The incredible Roman remains at Siena's hot springs

  SIENA - The incredible discoveries in 2020 of the remains of a Roman sanctuary at San Casciano Dei Bagni are being published in an authorative work on the excavations of the site. The publication is edited by Emanuele Mariotti and Jacopo Tabolli, with contributions from more than thirty archaeological experts.

  Last August, at the excavaations of Great Baths of San Casciano dei Bagni, it was discovered in the warm mud the remains of a monumental entrance to Roman sanctuary, with an altar of travertine on the threshold, with the inscription 'sacro ad Apollo'.
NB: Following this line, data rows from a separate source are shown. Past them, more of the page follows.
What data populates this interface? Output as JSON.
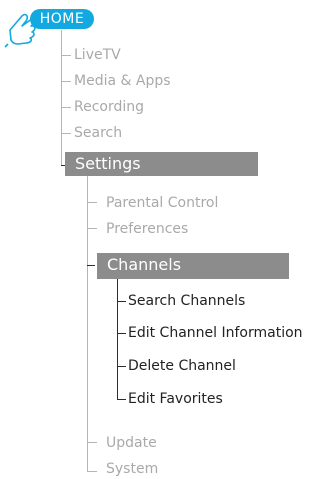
{
  "home": {
    "label": "HOME"
  },
  "menu": {
    "level1": [
      {
        "label": "LiveTV"
      },
      {
        "label": "Media & Apps"
      },
      {
        "label": "Recording"
      },
      {
        "label": "Search"
      }
    ],
    "settings": {
      "label": "Settings",
      "level2_top": [
        {
          "label": "Parental Control"
        },
        {
          "label": "Preferences"
        }
      ],
      "channels": {
        "label": "Channels",
        "items": [
          {
            "label": "Search Channels"
          },
          {
            "label": "Edit Channel Information"
          },
          {
            "label": "Delete Channel"
          },
          {
            "label": "Edit Favorites"
          }
        ]
      },
      "level2_bottom": [
        {
          "label": "Update"
        },
        {
          "label": "System"
        }
      ]
    }
  },
  "colors": {
    "home_badge": "#12a9e0",
    "selected_bar": "#8c8c8c",
    "inactive_text": "#a9a9a9",
    "active_text": "#222222"
  },
  "icons": {
    "pointer": "hand-pointer-icon"
  }
}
  But the surprises didn't end there, with the discovery in September and October of an abandoned gardens just a few metres from the public springs, still in use today. It forms part of the remains of intact Roman sanctuary with altars dedicated to Fortuna Primigenia, Iside and Apollo and a marble statue depicting Igea.

  These amazing discoveries were made by a group of international archaeological students from Siena, Pisa, Florence, Rome La Sapienza, Sassari, Dublin and Cyprus.
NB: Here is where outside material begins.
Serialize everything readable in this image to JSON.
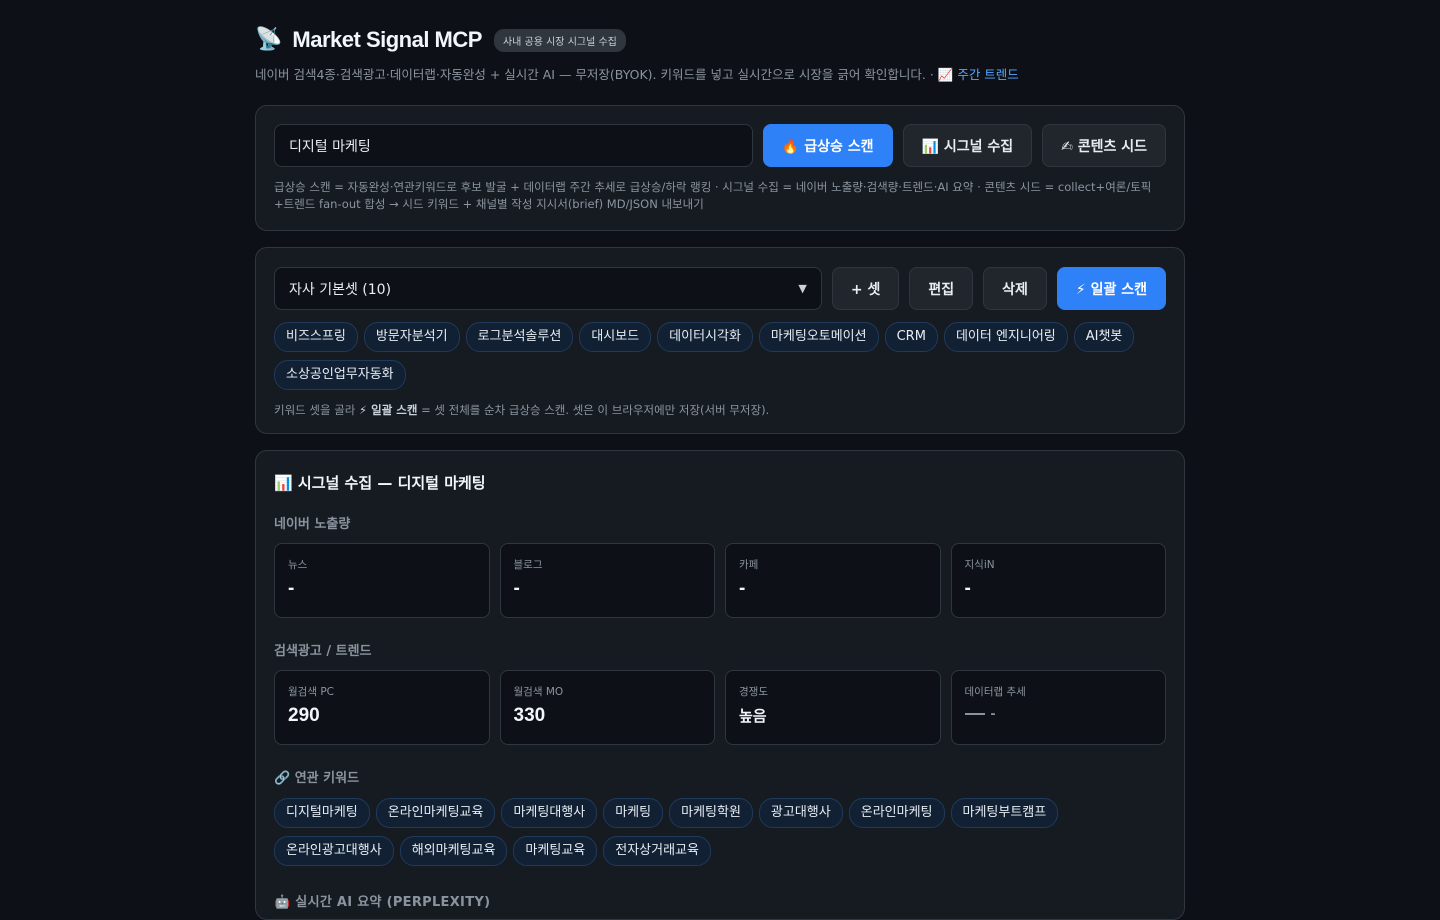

  In only two months the excavations have revealed with clarity a place of cultural importance dating back to the time of Augustus, as well as being an important sacred site for the Etruscans, on account of the hot springs that rise to the surface at about 42 degrees celsius.